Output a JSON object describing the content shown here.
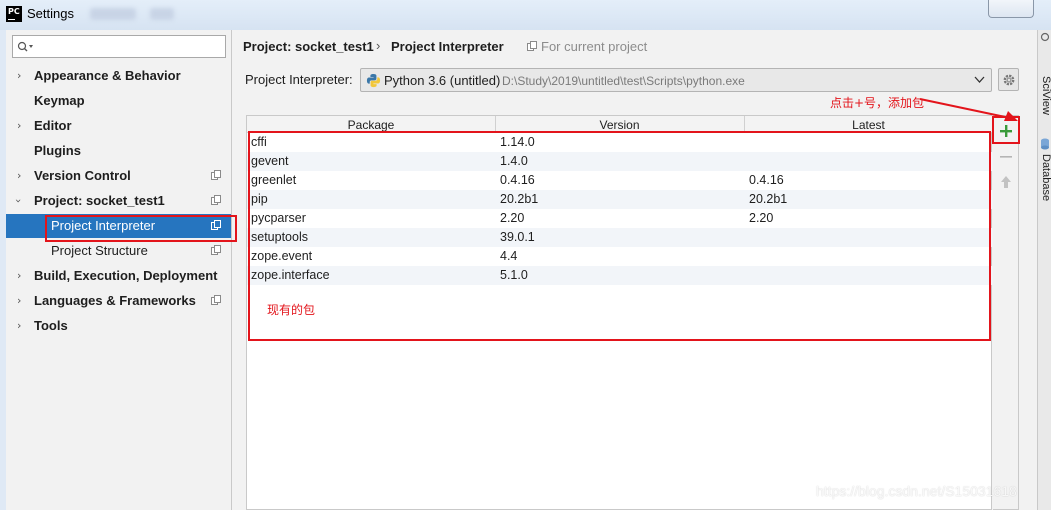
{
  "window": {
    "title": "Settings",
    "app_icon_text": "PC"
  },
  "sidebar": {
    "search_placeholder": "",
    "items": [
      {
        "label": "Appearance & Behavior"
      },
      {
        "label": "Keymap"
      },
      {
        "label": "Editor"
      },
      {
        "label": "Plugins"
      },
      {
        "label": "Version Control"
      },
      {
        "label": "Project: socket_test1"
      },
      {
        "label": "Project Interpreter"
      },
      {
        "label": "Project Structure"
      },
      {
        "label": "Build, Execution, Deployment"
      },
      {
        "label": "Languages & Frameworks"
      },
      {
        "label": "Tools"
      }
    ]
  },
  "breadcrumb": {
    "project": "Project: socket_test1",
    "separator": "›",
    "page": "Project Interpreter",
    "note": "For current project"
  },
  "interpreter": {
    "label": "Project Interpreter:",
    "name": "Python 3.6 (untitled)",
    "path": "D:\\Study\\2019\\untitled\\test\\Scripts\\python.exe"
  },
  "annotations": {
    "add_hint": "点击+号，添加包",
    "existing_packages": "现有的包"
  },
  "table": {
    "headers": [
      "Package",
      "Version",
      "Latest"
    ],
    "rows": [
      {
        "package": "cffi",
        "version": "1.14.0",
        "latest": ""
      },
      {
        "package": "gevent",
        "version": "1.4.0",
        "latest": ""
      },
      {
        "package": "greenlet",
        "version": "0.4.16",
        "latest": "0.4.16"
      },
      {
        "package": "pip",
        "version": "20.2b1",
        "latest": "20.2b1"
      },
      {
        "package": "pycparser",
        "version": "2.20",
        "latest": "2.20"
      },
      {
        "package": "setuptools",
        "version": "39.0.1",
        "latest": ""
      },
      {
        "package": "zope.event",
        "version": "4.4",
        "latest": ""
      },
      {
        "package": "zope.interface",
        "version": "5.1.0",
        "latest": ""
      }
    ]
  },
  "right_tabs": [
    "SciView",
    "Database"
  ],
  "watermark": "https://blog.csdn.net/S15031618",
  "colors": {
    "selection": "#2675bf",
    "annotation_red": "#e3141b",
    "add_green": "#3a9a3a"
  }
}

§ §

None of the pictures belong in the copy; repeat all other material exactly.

Output a JSON object describing the content shown here.
{
  "window": {
    "title": "Settings",
    "app_icon_text": "PC"
  },
  "sidebar": {
    "search_placeholder": "",
    "items": [
      {
        "label": "Appearance & Behavior"
      },
      {
        "label": "Keymap"
      },
      {
        "label": "Editor"
      },
      {
        "label": "Plugins"
      },
      {
        "label": "Version Control"
      },
      {
        "label": "Project: socket_test1"
      },
      {
        "label": "Project Interpreter"
      },
      {
        "label": "Project Structure"
      },
      {
        "label": "Build, Execution, Deployment"
      },
      {
        "label": "Languages & Frameworks"
      },
      {
        "label": "Tools"
      }
    ]
  },
  "breadcrumb": {
    "project": "Project: socket_test1",
    "separator": "›",
    "page": "Project Interpreter",
    "note": "For current project"
  },
  "interpreter": {
    "label": "Project Interpreter:",
    "name": "Python 3.6 (untitled)",
    "path": "D:\\Study\\2019\\untitled\\test\\Scripts\\python.exe"
  },
  "annotations": {
    "add_hint": "点击+号，添加包",
    "existing_packages": "现有的包"
  },
  "table": {
    "headers": [
      "Package",
      "Version",
      "Latest"
    ],
    "rows": [
      {
        "package": "cffi",
        "version": "1.14.0",
        "latest": ""
      },
      {
        "package": "gevent",
        "version": "1.4.0",
        "latest": ""
      },
      {
        "package": "greenlet",
        "version": "0.4.16",
        "latest": "0.4.16"
      },
      {
        "package": "pip",
        "version": "20.2b1",
        "latest": "20.2b1"
      },
      {
        "package": "pycparser",
        "version": "2.20",
        "latest": "2.20"
      },
      {
        "package": "setuptools",
        "version": "39.0.1",
        "latest": ""
      },
      {
        "package": "zope.event",
        "version": "4.4",
        "latest": ""
      },
      {
        "package": "zope.interface",
        "version": "5.1.0",
        "latest": ""
      }
    ]
  },
  "right_tabs": [
    "SciView",
    "Database"
  ],
  "watermark": "https://blog.csdn.net/S15031618",
  "colors": {
    "selection": "#2675bf",
    "annotation_red": "#e3141b",
    "add_green": "#3a9a3a"
  }
}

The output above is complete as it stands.